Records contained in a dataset
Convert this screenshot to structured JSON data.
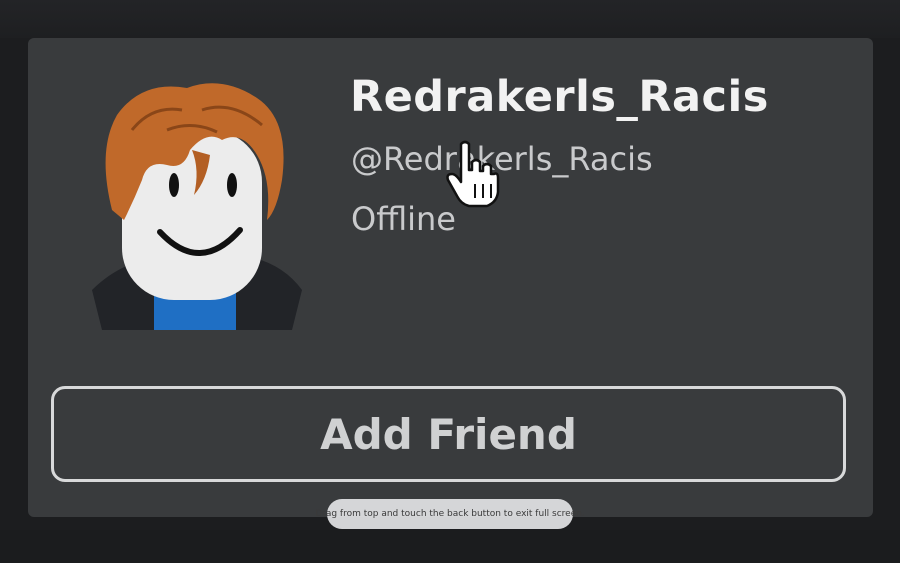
{
  "profile": {
    "display_name": "Redrakerls_Racis",
    "username": "@Redrakerls_Racis",
    "status": "Offline"
  },
  "actions": {
    "add_friend_label": "Add Friend"
  },
  "system_toast": {
    "message": "Drag from top and touch the back button to exit full screen."
  },
  "colors": {
    "card_background": "#393b3d",
    "page_background": "#1c1d1f",
    "hair": "#c0692a",
    "face": "#ececec",
    "shirt": "#1f6fc4"
  },
  "icons": {
    "cursor": "hand-pointer-icon"
  }
}
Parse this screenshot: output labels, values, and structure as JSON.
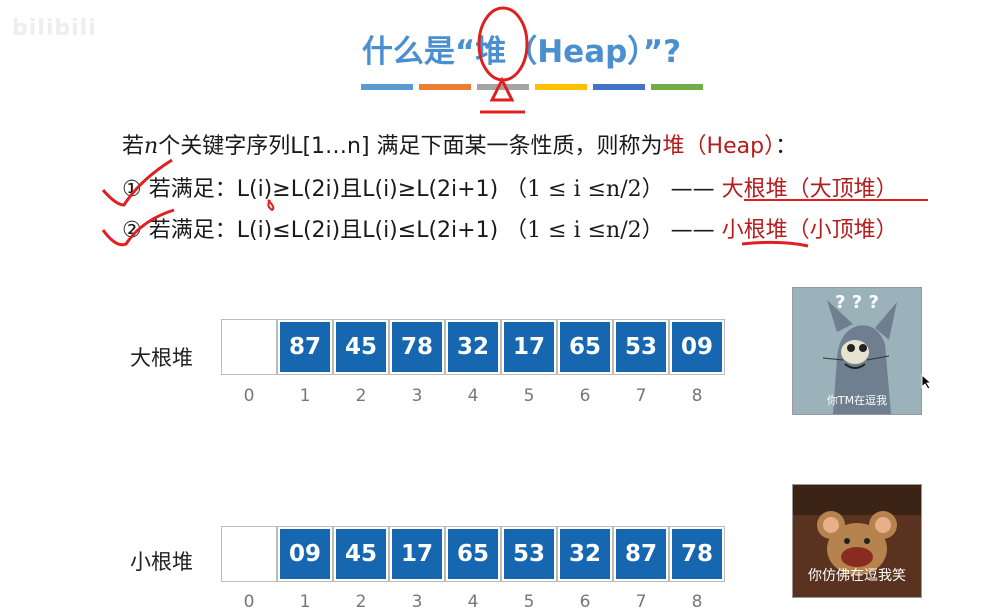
{
  "watermark": "bilibili",
  "title": {
    "pre": "什么是“",
    "key": "堆",
    "post": "（Heap）”?"
  },
  "colorbar": [
    "#5b9bd5",
    "#ed7d31",
    "#a5a5a5",
    "#ffc000",
    "#4472c4",
    "#70ad47"
  ],
  "definition": {
    "part1": "若",
    "n": "n",
    "part2": "个关键字序列L[1…n] 满足下面某一条性质，则称为",
    "heap": "堆（Heap）",
    "colon": "："
  },
  "rule1": {
    "num": "①",
    "text": " 若满足：L(i)≥L(2i)且L(i)≥L(2i+1) ",
    "range": "（1 ≤ i ≤n/2）",
    "dash": " —— ",
    "result": "大根堆（大顶堆）"
  },
  "rule2": {
    "num": "②",
    "text": " 若满足：L(i)≤L(2i)且L(i)≤L(2i+1) ",
    "range": "（1 ≤ i ≤n/2）",
    "dash": " —— ",
    "result": "小根堆（小顶堆）"
  },
  "max_heap": {
    "label": "大根堆",
    "values": [
      "",
      "87",
      "45",
      "78",
      "32",
      "17",
      "65",
      "53",
      "09"
    ],
    "indices": [
      "0",
      "1",
      "2",
      "3",
      "4",
      "5",
      "6",
      "7",
      "8"
    ]
  },
  "min_heap": {
    "label": "小根堆",
    "values": [
      "",
      "09",
      "45",
      "17",
      "65",
      "53",
      "32",
      "87",
      "78"
    ],
    "indices": [
      "0",
      "1",
      "2",
      "3",
      "4",
      "5",
      "6",
      "7",
      "8"
    ]
  },
  "meme1": {
    "marks": "? ? ?",
    "caption": "你TM在逗我"
  },
  "meme2": {
    "caption": "你仿佛在逗我笑"
  }
}
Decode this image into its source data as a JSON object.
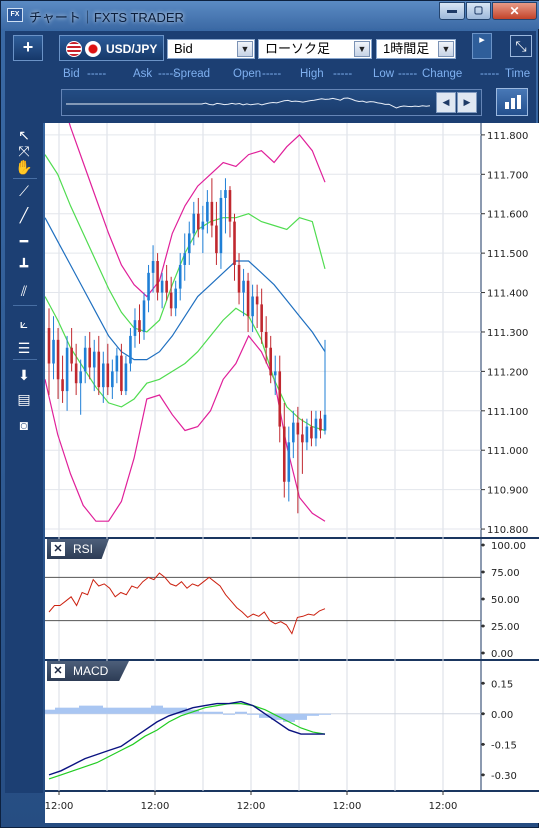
{
  "window": {
    "title": "チャート｜FXTS TRADER",
    "app_icon": "FX",
    "minimize_glyph": "▬",
    "maximize_glyph": "▢",
    "close_glyph": "✕"
  },
  "toolbar": {
    "plus_glyph": "+",
    "symbol": "USD/JPY",
    "price_type": "Bid",
    "chart_type": "ローソク足",
    "timeframe": "1時間足",
    "expand_glyph": "⤡",
    "grip_glyph": "▸"
  },
  "quote_row": [
    {
      "key": "bid",
      "label": "Bid",
      "value": "-----"
    },
    {
      "key": "ask",
      "label": "Ask",
      "value": "-----"
    },
    {
      "key": "spread",
      "label": "Spread",
      "value": ""
    },
    {
      "key": "open",
      "label": "Open",
      "value": "-----"
    },
    {
      "key": "high",
      "label": "High",
      "value": "-----"
    },
    {
      "key": "low",
      "label": "Low",
      "value": "-----"
    },
    {
      "key": "change",
      "label": "Change",
      "value": "-----"
    },
    {
      "key": "time",
      "label": "Time",
      "value": ""
    }
  ],
  "sparkline": {
    "prev_glyph": "◀",
    "next_glyph": "▶"
  },
  "tools": [
    {
      "name": "cursor-arrow-icon",
      "glyph": "↖"
    },
    {
      "name": "crosshair-cursor-icon",
      "glyph": "⤧"
    },
    {
      "name": "hand-pan-icon",
      "glyph": "✋"
    },
    {
      "name": "pin-line-icon",
      "glyph": "⟋"
    },
    {
      "name": "trend-line-icon",
      "glyph": "╱"
    },
    {
      "name": "horizontal-line-icon",
      "glyph": "━"
    },
    {
      "name": "vertical-line-icon",
      "glyph": "┻"
    },
    {
      "name": "parallel-channel-icon",
      "glyph": "⫽"
    },
    {
      "name": "fibonacci-fan-icon",
      "glyph": "⟀"
    },
    {
      "name": "fibonacci-retracement-icon",
      "glyph": "☰"
    },
    {
      "name": "scroll-down-icon",
      "glyph": "⬇"
    },
    {
      "name": "list-icon",
      "glyph": "▤"
    },
    {
      "name": "screenshot-camera-icon",
      "glyph": "◙"
    }
  ],
  "panels": {
    "rsi_label": "RSI",
    "macd_label": "MACD",
    "close_glyph": "✕"
  },
  "colors": {
    "up_candle": "#1f7fd6",
    "down_candle": "#c0282f",
    "bollinger_outer": "#e0209a",
    "bollinger_inner": "#50dc50",
    "moving_average": "#2070c0",
    "rsi_line": "#cc2211",
    "macd_line": "#0a1280",
    "signal_line": "#22cc22",
    "histogram": "#a9c6f2"
  },
  "chart_data": [
    {
      "type": "candlestick",
      "y_axis_ticks": [
        "111.800",
        "111.700",
        "111.600",
        "111.500",
        "111.400",
        "111.300",
        "111.200",
        "111.100",
        "111.000",
        "110.900",
        "110.800"
      ],
      "ylim": [
        110.79,
        111.82
      ],
      "x_tick_labels": [
        "12:00",
        "12:00",
        "12:00",
        "12:00",
        "12:00"
      ],
      "candles": [
        [
          111.31,
          111.36,
          111.14,
          111.22
        ],
        [
          111.22,
          111.34,
          111.18,
          111.28
        ],
        [
          111.28,
          111.31,
          111.13,
          111.18
        ],
        [
          111.18,
          111.24,
          111.12,
          111.15
        ],
        [
          111.15,
          111.29,
          111.1,
          111.26
        ],
        [
          111.26,
          111.31,
          111.2,
          111.22
        ],
        [
          111.22,
          111.27,
          111.14,
          111.17
        ],
        [
          111.17,
          111.23,
          111.09,
          111.2
        ],
        [
          111.2,
          111.29,
          111.17,
          111.26
        ],
        [
          111.26,
          111.3,
          111.18,
          111.21
        ],
        [
          111.21,
          111.28,
          111.15,
          111.25
        ],
        [
          111.25,
          111.29,
          111.14,
          111.16
        ],
        [
          111.16,
          111.25,
          111.12,
          111.22
        ],
        [
          111.22,
          111.27,
          111.14,
          111.16
        ],
        [
          111.16,
          111.23,
          111.13,
          111.2
        ],
        [
          111.2,
          111.26,
          111.17,
          111.24
        ],
        [
          111.24,
          111.27,
          111.14,
          111.15
        ],
        [
          111.15,
          111.24,
          111.14,
          111.22
        ],
        [
          111.22,
          111.31,
          111.2,
          111.29
        ],
        [
          111.29,
          111.36,
          111.26,
          111.33
        ],
        [
          111.33,
          111.37,
          111.27,
          111.3
        ],
        [
          111.3,
          111.4,
          111.28,
          111.38
        ],
        [
          111.38,
          111.47,
          111.35,
          111.45
        ],
        [
          111.45,
          111.52,
          111.4,
          111.48
        ],
        [
          111.48,
          111.5,
          111.38,
          111.4
        ],
        [
          111.4,
          111.45,
          111.36,
          111.43
        ],
        [
          111.43,
          111.47,
          111.38,
          111.4
        ],
        [
          111.4,
          111.44,
          111.34,
          111.36
        ],
        [
          111.36,
          111.43,
          111.34,
          111.41
        ],
        [
          111.41,
          111.5,
          111.38,
          111.47
        ],
        [
          111.47,
          111.55,
          111.43,
          111.5
        ],
        [
          111.5,
          111.58,
          111.47,
          111.55
        ],
        [
          111.55,
          111.63,
          111.52,
          111.6
        ],
        [
          111.6,
          111.64,
          111.54,
          111.56
        ],
        [
          111.56,
          111.62,
          111.5,
          111.58
        ],
        [
          111.58,
          111.66,
          111.55,
          111.63
        ],
        [
          111.63,
          111.69,
          111.54,
          111.57
        ],
        [
          111.57,
          111.63,
          111.47,
          111.5
        ],
        [
          111.5,
          111.66,
          111.46,
          111.64
        ],
        [
          111.64,
          111.69,
          111.55,
          111.66
        ],
        [
          111.66,
          111.67,
          111.54,
          111.58
        ],
        [
          111.58,
          111.6,
          111.43,
          111.47
        ],
        [
          111.47,
          111.5,
          111.37,
          111.4
        ],
        [
          111.4,
          111.46,
          111.34,
          111.43
        ],
        [
          111.43,
          111.45,
          111.3,
          111.34
        ],
        [
          111.34,
          111.42,
          111.3,
          111.39
        ],
        [
          111.39,
          111.42,
          111.31,
          111.37
        ],
        [
          111.37,
          111.41,
          111.27,
          111.3
        ],
        [
          111.3,
          111.34,
          111.22,
          111.26
        ],
        [
          111.26,
          111.29,
          111.17,
          111.19
        ],
        [
          111.19,
          111.24,
          111.14,
          111.2
        ],
        [
          111.2,
          111.24,
          111.02,
          111.06
        ],
        [
          111.06,
          111.12,
          110.88,
          110.92
        ],
        [
          110.92,
          111.06,
          110.87,
          111.02
        ],
        [
          111.02,
          111.1,
          110.98,
          111.07
        ],
        [
          111.07,
          111.11,
          110.84,
          111.04
        ],
        [
          111.04,
          111.08,
          110.94,
          111.02
        ],
        [
          111.02,
          111.08,
          111.0,
          111.06
        ],
        [
          111.06,
          111.1,
          111.01,
          111.03
        ],
        [
          111.03,
          111.1,
          111.01,
          111.08
        ],
        [
          111.08,
          111.1,
          111.03,
          111.05
        ],
        [
          111.05,
          111.28,
          111.04,
          111.09
        ]
      ],
      "bollinger": {
        "upper": [
          111.98,
          111.93,
          111.82,
          111.73,
          111.64,
          111.55,
          111.47,
          111.42,
          111.39,
          111.43,
          111.55,
          111.62,
          111.67,
          111.7,
          111.73,
          111.72,
          111.75,
          111.76,
          111.73,
          111.77,
          111.8,
          111.76,
          111.68
        ],
        "upper_inner": [
          111.75,
          111.7,
          111.62,
          111.55,
          111.48,
          111.41,
          111.35,
          111.31,
          111.3,
          111.33,
          111.42,
          111.5,
          111.56,
          111.58,
          111.59,
          111.59,
          111.6,
          111.58,
          111.57,
          111.56,
          111.59,
          111.58,
          111.46
        ],
        "middle": [
          111.59,
          111.53,
          111.47,
          111.41,
          111.35,
          111.29,
          111.25,
          111.23,
          111.23,
          111.25,
          111.29,
          111.34,
          111.39,
          111.42,
          111.45,
          111.48,
          111.48,
          111.45,
          111.42,
          111.38,
          111.34,
          111.3,
          111.25
        ],
        "lower_inner": [
          111.39,
          111.33,
          111.26,
          111.21,
          111.16,
          111.12,
          111.11,
          111.13,
          111.17,
          111.18,
          111.2,
          111.22,
          111.25,
          111.29,
          111.33,
          111.36,
          111.34,
          111.28,
          111.18,
          111.11,
          111.08,
          111.06,
          111.05
        ],
        "lower": [
          111.18,
          111.04,
          110.94,
          110.86,
          110.82,
          110.82,
          110.87,
          110.98,
          111.13,
          111.14,
          111.09,
          111.05,
          111.06,
          111.1,
          111.18,
          111.22,
          111.29,
          111.25,
          111.18,
          111.01,
          110.88,
          110.84,
          110.82
        ]
      }
    },
    {
      "type": "line",
      "name": "RSI",
      "y_axis_ticks": [
        "100.00",
        "75.00",
        "50.00",
        "25.00",
        "0.00"
      ],
      "ylim": [
        0,
        100
      ],
      "levels": [
        70,
        30
      ],
      "values": [
        38,
        44,
        44,
        48,
        52,
        44,
        56,
        54,
        68,
        62,
        64,
        60,
        52,
        56,
        54,
        62,
        60,
        66,
        70,
        68,
        74,
        70,
        64,
        62,
        66,
        60,
        64,
        62,
        66,
        70,
        66,
        62,
        54,
        48,
        42,
        38,
        33,
        36,
        34,
        38,
        30,
        27,
        29,
        26,
        18,
        33,
        34,
        36,
        35,
        39,
        41
      ]
    },
    {
      "type": "bar+line",
      "name": "MACD",
      "y_axis_ticks": [
        "0.15",
        "0.00",
        "-0.15",
        "-0.30"
      ],
      "ylim": [
        -0.34,
        0.22
      ],
      "macd": [
        -0.3,
        -0.28,
        -0.25,
        -0.22,
        -0.2,
        -0.18,
        -0.16,
        -0.12,
        -0.08,
        -0.04,
        -0.01,
        0.01,
        0.03,
        0.04,
        0.05,
        0.05,
        0.06,
        0.04,
        0.0,
        -0.04,
        -0.08,
        -0.1,
        -0.1,
        -0.1
      ],
      "signal": [
        -0.32,
        -0.3,
        -0.28,
        -0.26,
        -0.24,
        -0.21,
        -0.18,
        -0.15,
        -0.11,
        -0.08,
        -0.04,
        -0.01,
        0.01,
        0.03,
        0.04,
        0.05,
        0.05,
        0.04,
        0.02,
        -0.01,
        -0.04,
        -0.07,
        -0.09,
        -0.1
      ],
      "histogram": [
        0.02,
        0.03,
        0.03,
        0.04,
        0.04,
        0.03,
        0.03,
        0.03,
        0.03,
        0.04,
        0.03,
        0.03,
        0.02,
        0.01,
        0.01,
        0.0,
        0.01,
        0.0,
        -0.02,
        -0.03,
        -0.04,
        -0.03,
        -0.01,
        0.0
      ]
    }
  ]
}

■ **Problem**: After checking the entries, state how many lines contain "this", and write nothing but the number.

■ **Written answer**: 3